| WORK ORDER |
Every entry below should be copied exactly, minus the pictures.

| INPUT DATA |
============
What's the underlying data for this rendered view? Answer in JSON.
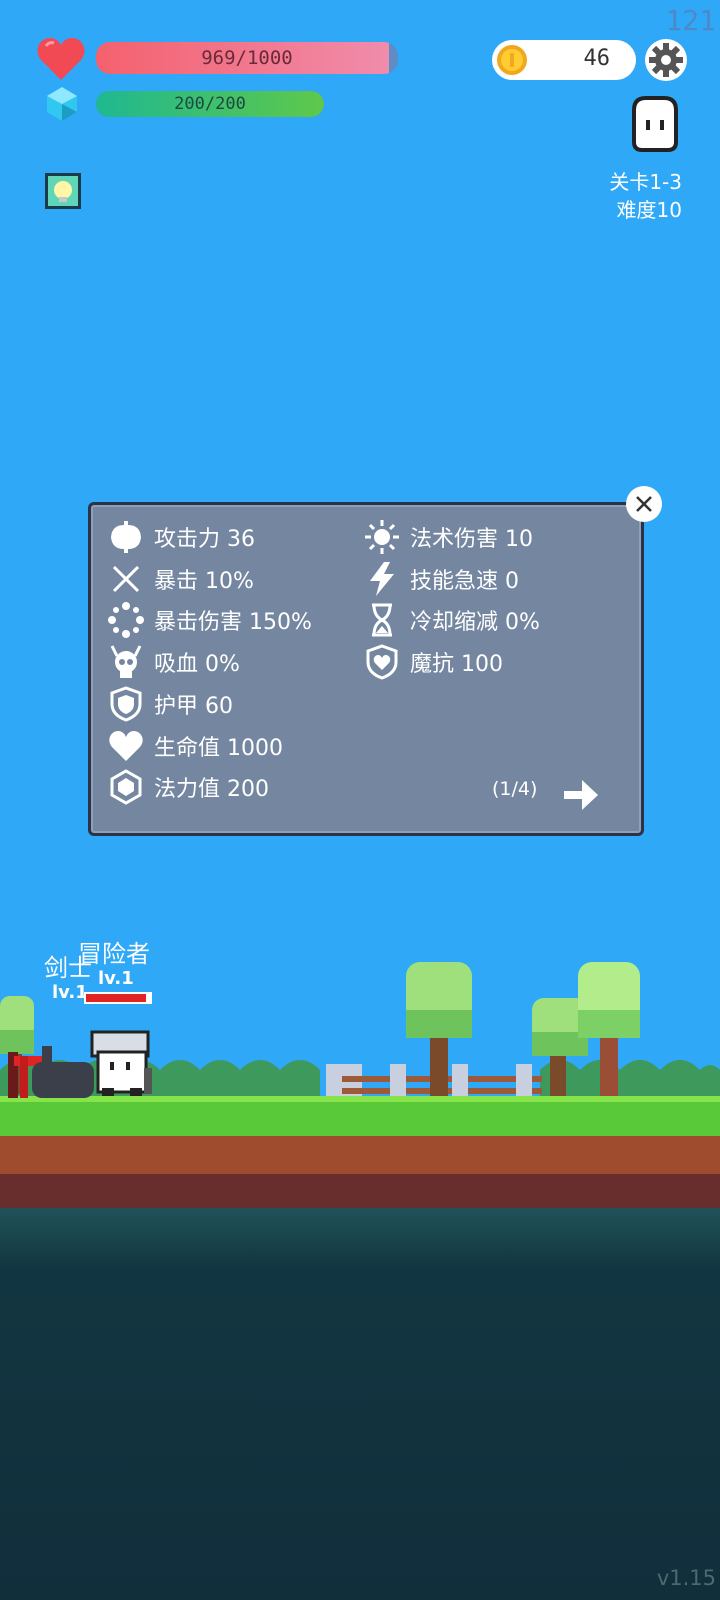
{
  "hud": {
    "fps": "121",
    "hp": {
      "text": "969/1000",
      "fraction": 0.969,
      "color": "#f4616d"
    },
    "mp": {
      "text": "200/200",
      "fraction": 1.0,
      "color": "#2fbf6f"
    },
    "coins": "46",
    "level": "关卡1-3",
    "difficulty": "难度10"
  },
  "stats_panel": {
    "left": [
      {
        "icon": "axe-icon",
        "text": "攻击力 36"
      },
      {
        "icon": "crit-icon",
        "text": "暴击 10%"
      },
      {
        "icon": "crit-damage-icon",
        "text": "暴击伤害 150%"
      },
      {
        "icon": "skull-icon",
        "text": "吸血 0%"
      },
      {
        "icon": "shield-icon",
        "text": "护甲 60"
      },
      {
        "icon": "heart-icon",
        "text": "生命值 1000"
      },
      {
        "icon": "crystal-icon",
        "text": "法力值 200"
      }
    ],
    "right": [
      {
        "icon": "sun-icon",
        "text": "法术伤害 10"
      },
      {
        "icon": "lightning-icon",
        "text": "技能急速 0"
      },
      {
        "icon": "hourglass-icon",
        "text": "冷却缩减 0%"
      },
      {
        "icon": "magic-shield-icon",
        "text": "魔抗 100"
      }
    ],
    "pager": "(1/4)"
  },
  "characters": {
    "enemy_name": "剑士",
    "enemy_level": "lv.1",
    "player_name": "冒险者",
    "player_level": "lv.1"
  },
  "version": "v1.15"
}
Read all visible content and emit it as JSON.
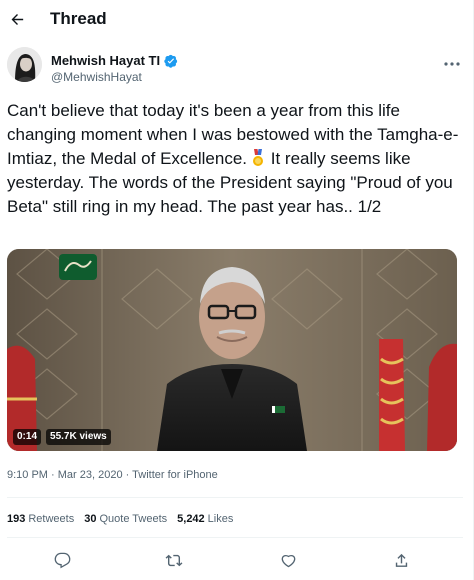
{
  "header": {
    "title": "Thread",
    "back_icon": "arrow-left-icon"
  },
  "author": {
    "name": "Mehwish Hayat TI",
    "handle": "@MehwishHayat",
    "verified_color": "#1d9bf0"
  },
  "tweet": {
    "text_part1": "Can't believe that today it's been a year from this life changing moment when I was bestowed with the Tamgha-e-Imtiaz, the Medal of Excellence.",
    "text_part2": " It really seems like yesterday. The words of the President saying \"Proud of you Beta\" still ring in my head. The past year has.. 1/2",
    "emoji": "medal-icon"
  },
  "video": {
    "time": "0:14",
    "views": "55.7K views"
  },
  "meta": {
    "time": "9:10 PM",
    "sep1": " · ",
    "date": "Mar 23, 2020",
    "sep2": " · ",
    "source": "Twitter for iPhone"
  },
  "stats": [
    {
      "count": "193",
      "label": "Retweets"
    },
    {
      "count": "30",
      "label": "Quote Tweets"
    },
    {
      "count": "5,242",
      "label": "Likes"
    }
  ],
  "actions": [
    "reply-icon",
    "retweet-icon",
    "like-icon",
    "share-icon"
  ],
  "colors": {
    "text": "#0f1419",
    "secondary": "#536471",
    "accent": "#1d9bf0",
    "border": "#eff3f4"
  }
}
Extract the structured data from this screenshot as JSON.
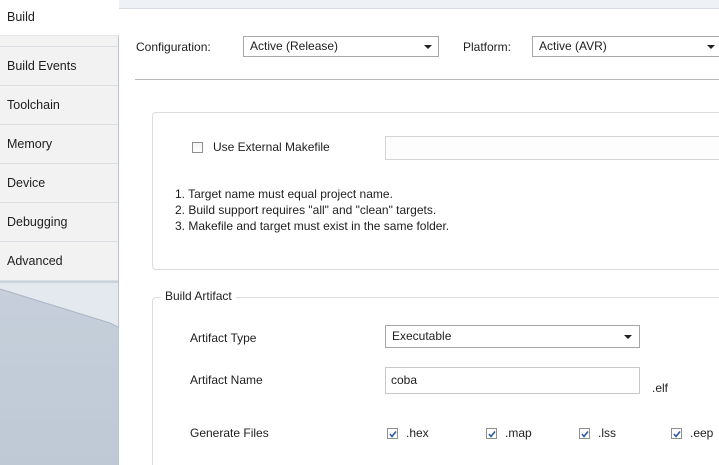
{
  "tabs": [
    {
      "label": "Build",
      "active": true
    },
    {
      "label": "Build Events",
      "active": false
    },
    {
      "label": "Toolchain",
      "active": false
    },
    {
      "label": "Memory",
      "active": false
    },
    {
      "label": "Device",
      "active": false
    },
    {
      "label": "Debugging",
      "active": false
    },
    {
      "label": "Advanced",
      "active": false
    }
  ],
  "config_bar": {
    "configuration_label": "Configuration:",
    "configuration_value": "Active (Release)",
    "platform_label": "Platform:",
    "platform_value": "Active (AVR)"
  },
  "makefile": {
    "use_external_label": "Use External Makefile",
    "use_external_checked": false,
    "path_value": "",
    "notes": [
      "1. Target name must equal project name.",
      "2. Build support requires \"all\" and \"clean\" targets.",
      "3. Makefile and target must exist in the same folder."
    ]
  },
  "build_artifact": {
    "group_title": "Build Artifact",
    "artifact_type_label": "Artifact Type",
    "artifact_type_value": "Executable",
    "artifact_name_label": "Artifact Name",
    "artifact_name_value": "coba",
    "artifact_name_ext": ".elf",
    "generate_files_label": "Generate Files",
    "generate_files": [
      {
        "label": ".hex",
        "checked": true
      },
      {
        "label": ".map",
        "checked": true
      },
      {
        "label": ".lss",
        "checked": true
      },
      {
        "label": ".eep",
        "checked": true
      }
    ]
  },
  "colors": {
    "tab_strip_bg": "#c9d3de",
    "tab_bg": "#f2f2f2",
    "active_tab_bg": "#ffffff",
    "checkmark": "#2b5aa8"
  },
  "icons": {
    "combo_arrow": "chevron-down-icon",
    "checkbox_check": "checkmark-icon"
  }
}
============
| OUTPUT FOR THIS TASK |
What's the underlying data for this rendered view? Answer in JSON.
{
  "hud": {
    "fps": "121",
    "hp": {
      "text": "969/1000",
      "fraction": 0.969,
      "color": "#f4616d"
    },
    "mp": {
      "text": "200/200",
      "fraction": 1.0,
      "color": "#2fbf6f"
    },
    "coins": "46",
    "level": "关卡1-3",
    "difficulty": "难度10"
  },
  "stats_panel": {
    "left": [
      {
        "icon": "axe-icon",
        "text": "攻击力 36"
      },
      {
        "icon": "crit-icon",
        "text": "暴击 10%"
      },
      {
        "icon": "crit-damage-icon",
        "text": "暴击伤害 150%"
      },
      {
        "icon": "skull-icon",
        "text": "吸血 0%"
      },
      {
        "icon": "shield-icon",
        "text": "护甲 60"
      },
      {
        "icon": "heart-icon",
        "text": "生命值 1000"
      },
      {
        "icon": "crystal-icon",
        "text": "法力值 200"
      }
    ],
    "right": [
      {
        "icon": "sun-icon",
        "text": "法术伤害 10"
      },
      {
        "icon": "lightning-icon",
        "text": "技能急速 0"
      },
      {
        "icon": "hourglass-icon",
        "text": "冷却缩减 0%"
      },
      {
        "icon": "magic-shield-icon",
        "text": "魔抗 100"
      }
    ],
    "pager": "(1/4)"
  },
  "characters": {
    "enemy_name": "剑士",
    "enemy_level": "lv.1",
    "player_name": "冒险者",
    "player_level": "lv.1"
  },
  "version": "v1.15"
}
Read all visible content and emit it as JSON.
{
  "header": {
    "title": "Thread",
    "back_icon": "arrow-left-icon"
  },
  "author": {
    "name": "Mehwish Hayat TI",
    "handle": "@MehwishHayat",
    "verified_color": "#1d9bf0"
  },
  "tweet": {
    "text_part1": "Can't believe that today it's been a year from this life changing moment when I was bestowed with the Tamgha-e-Imtiaz, the Medal of Excellence.",
    "text_part2": " It really seems like yesterday. The words of the President saying \"Proud of you Beta\" still ring in my head. The past year has.. 1/2",
    "emoji": "medal-icon"
  },
  "video": {
    "time": "0:14",
    "views": "55.7K views"
  },
  "meta": {
    "time": "9:10 PM",
    "sep1": " · ",
    "date": "Mar 23, 2020",
    "sep2": " · ",
    "source": "Twitter for iPhone"
  },
  "stats": [
    {
      "count": "193",
      "label": "Retweets"
    },
    {
      "count": "30",
      "label": "Quote Tweets"
    },
    {
      "count": "5,242",
      "label": "Likes"
    }
  ],
  "actions": [
    "reply-icon",
    "retweet-icon",
    "like-icon",
    "share-icon"
  ],
  "colors": {
    "text": "#0f1419",
    "secondary": "#536471",
    "accent": "#1d9bf0",
    "border": "#eff3f4"
  }
}
Extract the structured data from this screenshot as JSON.
{
  "tabs": [
    {
      "label": "Build",
      "active": true
    },
    {
      "label": "Build Events",
      "active": false
    },
    {
      "label": "Toolchain",
      "active": false
    },
    {
      "label": "Memory",
      "active": false
    },
    {
      "label": "Device",
      "active": false
    },
    {
      "label": "Debugging",
      "active": false
    },
    {
      "label": "Advanced",
      "active": false
    }
  ],
  "config_bar": {
    "configuration_label": "Configuration:",
    "configuration_value": "Active (Release)",
    "platform_label": "Platform:",
    "platform_value": "Active (AVR)"
  },
  "makefile": {
    "use_external_label": "Use External Makefile",
    "use_external_checked": false,
    "path_value": "",
    "notes": [
      "1. Target name must equal project name.",
      "2. Build support requires \"all\" and \"clean\" targets.",
      "3. Makefile and target must exist in the same folder."
    ]
  },
  "build_artifact": {
    "group_title": "Build Artifact",
    "artifact_type_label": "Artifact Type",
    "artifact_type_value": "Executable",
    "artifact_name_label": "Artifact Name",
    "artifact_name_value": "coba",
    "artifact_name_ext": ".elf",
    "generate_files_label": "Generate Files",
    "generate_files": [
      {
        "label": ".hex",
        "checked": true
      },
      {
        "label": ".map",
        "checked": true
      },
      {
        "label": ".lss",
        "checked": true
      },
      {
        "label": ".eep",
        "checked": true
      }
    ]
  },
  "colors": {
    "tab_strip_bg": "#c9d3de",
    "tab_bg": "#f2f2f2",
    "active_tab_bg": "#ffffff",
    "checkmark": "#2b5aa8"
  },
  "icons": {
    "combo_arrow": "chevron-down-icon",
    "checkbox_check": "checkmark-icon"
  }
}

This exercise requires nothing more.